Assignment - Output all the data exactly. Pictures do not belong in the copy.

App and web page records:
──────────────────────────────

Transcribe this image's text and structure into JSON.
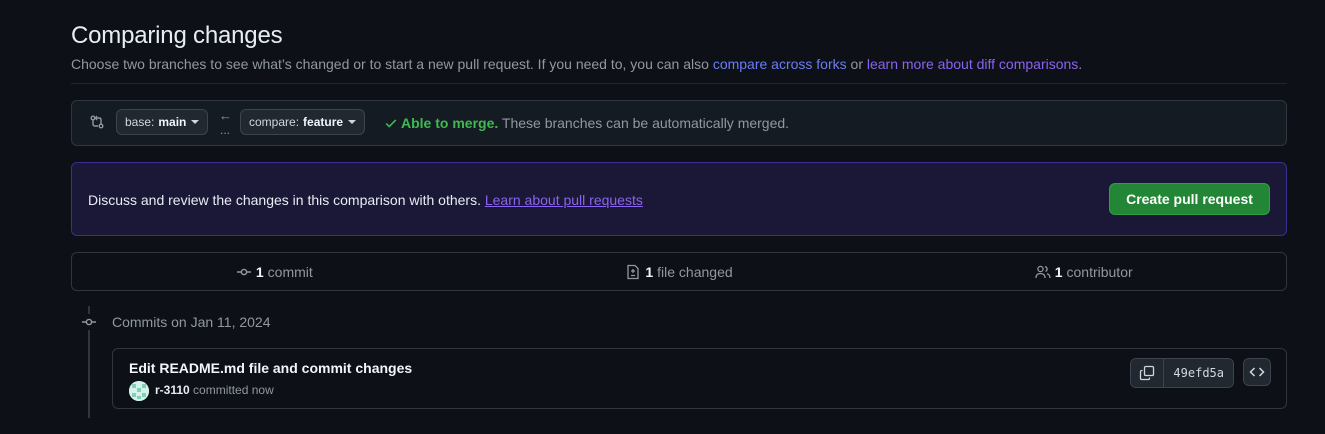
{
  "header": {
    "title": "Comparing changes",
    "desc_prefix": "Choose two branches to see what’s changed or to start a new pull request. If you need to, you can also ",
    "link_forks": "compare across forks",
    "desc_mid": " or ",
    "link_diff": "learn more about diff comparisons",
    "desc_suffix": "."
  },
  "range": {
    "base_prefix": "base:",
    "base_branch": "main",
    "compare_prefix": "compare:",
    "compare_branch": "feature",
    "arrow": "←",
    "dots": "...",
    "merge_ok": "Able to merge.",
    "merge_msg": "These branches can be automatically merged."
  },
  "promo": {
    "text": "Discuss and review the changes in this comparison with others.",
    "link": "Learn about pull requests",
    "button": "Create pull request"
  },
  "stats": {
    "commits_count": "1",
    "commits_label": "commit",
    "files_count": "1",
    "files_label": "file changed",
    "contributors_count": "1",
    "contributors_label": "contributor"
  },
  "commits": {
    "date_label": "Commits on Jan 11, 2024",
    "items": [
      {
        "title": "Edit README.md file and commit changes",
        "author": "r-3110",
        "time": "committed now",
        "sha": "49efd5a"
      }
    ]
  },
  "colors": {
    "accent_green": "#238636",
    "merge_ok": "#3fb950",
    "link": "#8a63f0",
    "background": "#0d1117"
  },
  "icons": [
    "git-compare-icon",
    "check-icon",
    "git-commit-icon",
    "file-diff-icon",
    "people-icon",
    "copy-icon",
    "code-icon",
    "caret-down-icon"
  ]
}
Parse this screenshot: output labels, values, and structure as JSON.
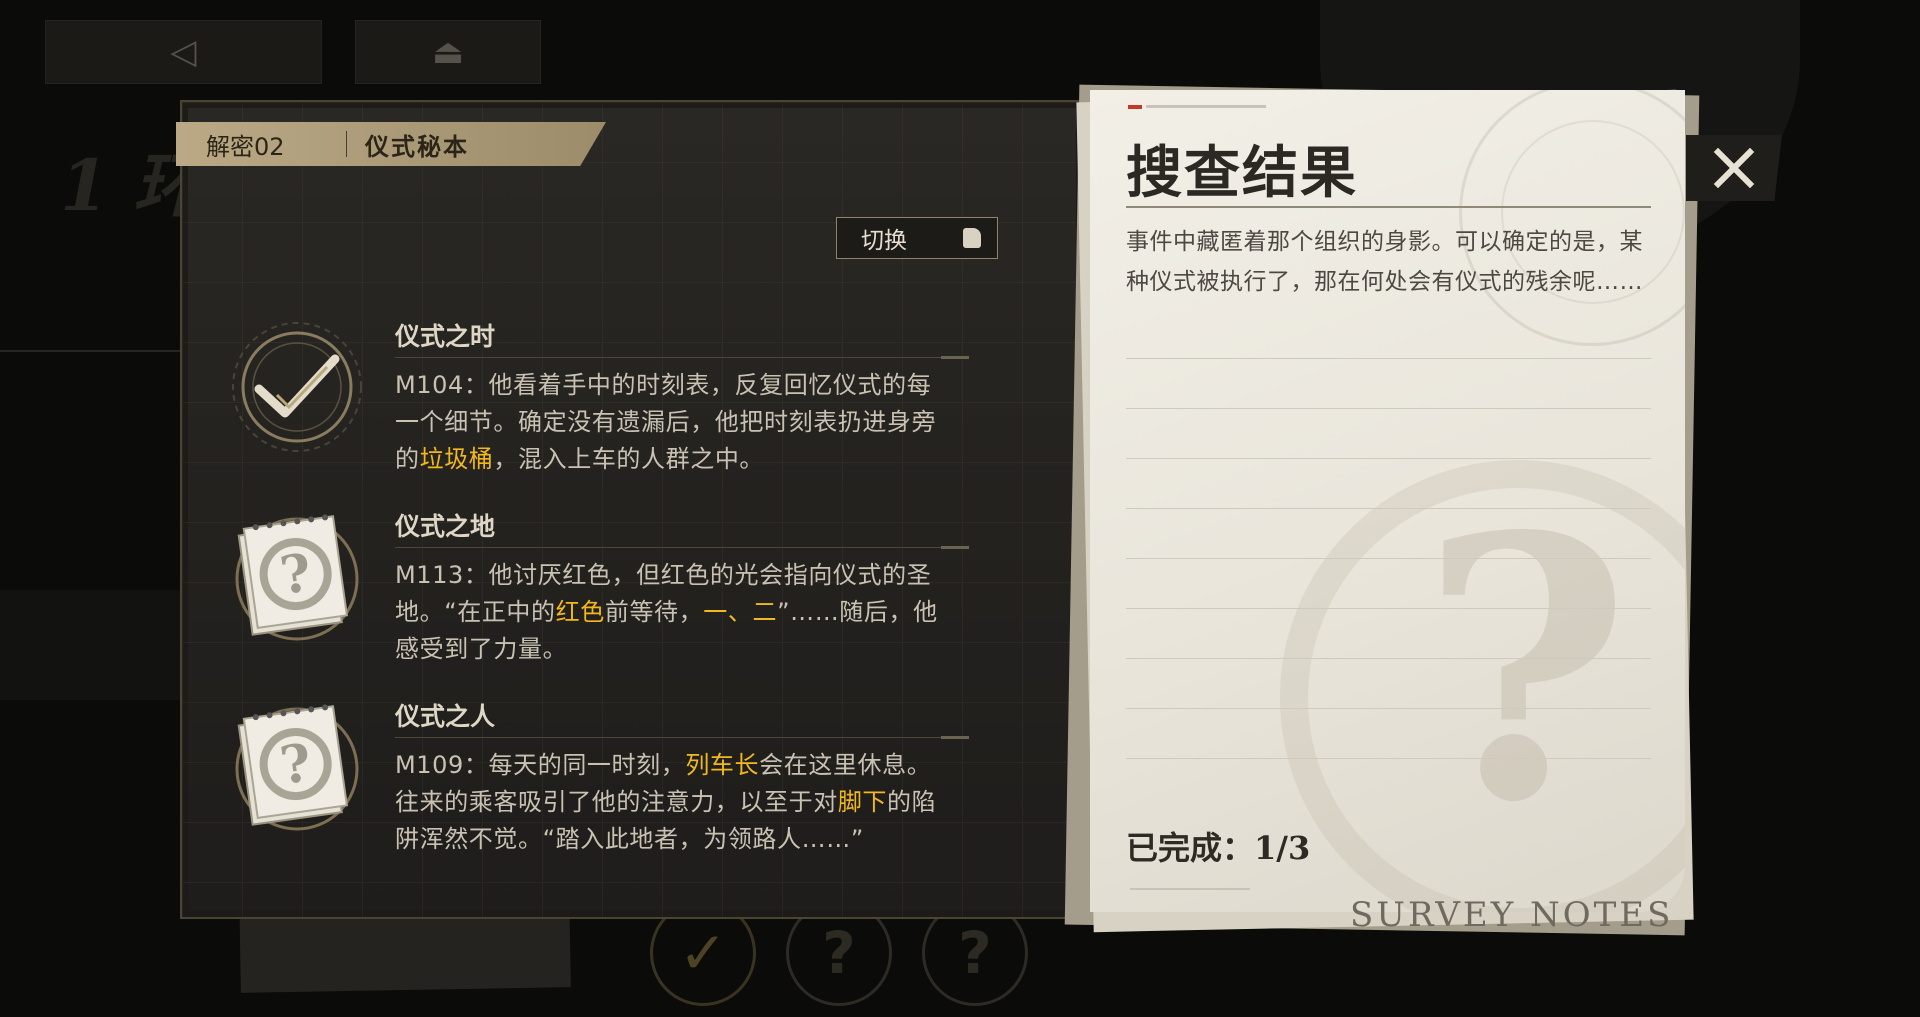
{
  "nav": {
    "back_glyph": "◁",
    "home_glyph": "⏏"
  },
  "ghost_title": "1 环",
  "panel": {
    "tag_number": "解密02",
    "tag_name": "仪式秘本",
    "switch_label": "切换"
  },
  "clues": [
    {
      "title": "仪式之时",
      "status": "solved",
      "text": [
        {
          "t": "M104：他看着手中的时刻表，反复回忆仪式的每一个细节。确定没有遗漏后，他把时刻表扔进身旁的",
          "h": false
        },
        {
          "t": "垃圾桶",
          "h": true
        },
        {
          "t": "，混入上车的人群之中。",
          "h": false
        }
      ]
    },
    {
      "title": "仪式之地",
      "status": "unknown",
      "text": [
        {
          "t": "M113：他讨厌红色，但红色的光会指向仪式的圣地。“在正中的",
          "h": false
        },
        {
          "t": "红色",
          "h": true
        },
        {
          "t": "前等待，",
          "h": false
        },
        {
          "t": "一、二",
          "h": true
        },
        {
          "t": "”……随后，他感受到了力量。",
          "h": false
        }
      ]
    },
    {
      "title": "仪式之人",
      "status": "unknown",
      "text": [
        {
          "t": "M109：每天的同一时刻，",
          "h": false
        },
        {
          "t": "列车长",
          "h": true
        },
        {
          "t": "会在这里休息。往来的乘客吸引了他的注意力，以至于对",
          "h": false
        },
        {
          "t": "脚下",
          "h": true
        },
        {
          "t": "的陷阱浑然不觉。“踏入此地者，为领路人……”",
          "h": false
        }
      ]
    }
  ],
  "notes": {
    "title": "搜查结果",
    "body": "事件中藏匿着那个组织的身影。可以确定的是，某种仪式被执行了，那在何处会有仪式的残余呢……",
    "completed_label": "已完成：",
    "completed_value": "1/3",
    "watermark": "SURVEY NOTES"
  },
  "colors": {
    "highlight": "#f2b820",
    "banner": "#bba986",
    "paper": "#f2efe7"
  },
  "icons": {
    "close": "close-icon",
    "check": "check-icon",
    "question": "question-icon",
    "switch": "switch-icon"
  }
}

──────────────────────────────

Reply -
Transcribe this image's text and structure into JSON.
{
  "header": {
    "title": "Comparing changes",
    "desc_prefix": "Choose two branches to see what’s changed or to start a new pull request. If you need to, you can also ",
    "link_forks": "compare across forks",
    "desc_mid": " or ",
    "link_diff": "learn more about diff comparisons",
    "desc_suffix": "."
  },
  "range": {
    "base_prefix": "base:",
    "base_branch": "main",
    "compare_prefix": "compare:",
    "compare_branch": "feature",
    "arrow": "←",
    "dots": "...",
    "merge_ok": "Able to merge.",
    "merge_msg": "These branches can be automatically merged."
  },
  "promo": {
    "text": "Discuss and review the changes in this comparison with others.",
    "link": "Learn about pull requests",
    "button": "Create pull request"
  },
  "stats": {
    "commits_count": "1",
    "commits_label": "commit",
    "files_count": "1",
    "files_label": "file changed",
    "contributors_count": "1",
    "contributors_label": "contributor"
  },
  "commits": {
    "date_label": "Commits on Jan 11, 2024",
    "items": [
      {
        "title": "Edit README.md file and commit changes",
        "author": "r-3110",
        "time": "committed now",
        "sha": "49efd5a"
      }
    ]
  },
  "colors": {
    "accent_green": "#238636",
    "merge_ok": "#3fb950",
    "link": "#8a63f0",
    "background": "#0d1117"
  },
  "icons": [
    "git-compare-icon",
    "check-icon",
    "git-commit-icon",
    "file-diff-icon",
    "people-icon",
    "copy-icon",
    "code-icon",
    "caret-down-icon"
  ]
}
Parse this screenshot: output labels, values, and structure as JSON.
{
  "nav": {
    "back_glyph": "◁",
    "home_glyph": "⏏"
  },
  "ghost_title": "1 环",
  "panel": {
    "tag_number": "解密02",
    "tag_name": "仪式秘本",
    "switch_label": "切换"
  },
  "clues": [
    {
      "title": "仪式之时",
      "status": "solved",
      "text": [
        {
          "t": "M104：他看着手中的时刻表，反复回忆仪式的每一个细节。确定没有遗漏后，他把时刻表扔进身旁的",
          "h": false
        },
        {
          "t": "垃圾桶",
          "h": true
        },
        {
          "t": "，混入上车的人群之中。",
          "h": false
        }
      ]
    },
    {
      "title": "仪式之地",
      "status": "unknown",
      "text": [
        {
          "t": "M113：他讨厌红色，但红色的光会指向仪式的圣地。“在正中的",
          "h": false
        },
        {
          "t": "红色",
          "h": true
        },
        {
          "t": "前等待，",
          "h": false
        },
        {
          "t": "一、二",
          "h": true
        },
        {
          "t": "”……随后，他感受到了力量。",
          "h": false
        }
      ]
    },
    {
      "title": "仪式之人",
      "status": "unknown",
      "text": [
        {
          "t": "M109：每天的同一时刻，",
          "h": false
        },
        {
          "t": "列车长",
          "h": true
        },
        {
          "t": "会在这里休息。往来的乘客吸引了他的注意力，以至于对",
          "h": false
        },
        {
          "t": "脚下",
          "h": true
        },
        {
          "t": "的陷阱浑然不觉。“踏入此地者，为领路人……”",
          "h": false
        }
      ]
    }
  ],
  "notes": {
    "title": "搜查结果",
    "body": "事件中藏匿着那个组织的身影。可以确定的是，某种仪式被执行了，那在何处会有仪式的残余呢……",
    "completed_label": "已完成：",
    "completed_value": "1/3",
    "watermark": "SURVEY NOTES"
  },
  "colors": {
    "highlight": "#f2b820",
    "banner": "#bba986",
    "paper": "#f2efe7"
  },
  "icons": {
    "close": "close-icon",
    "check": "check-icon",
    "question": "question-icon",
    "switch": "switch-icon"
  }
}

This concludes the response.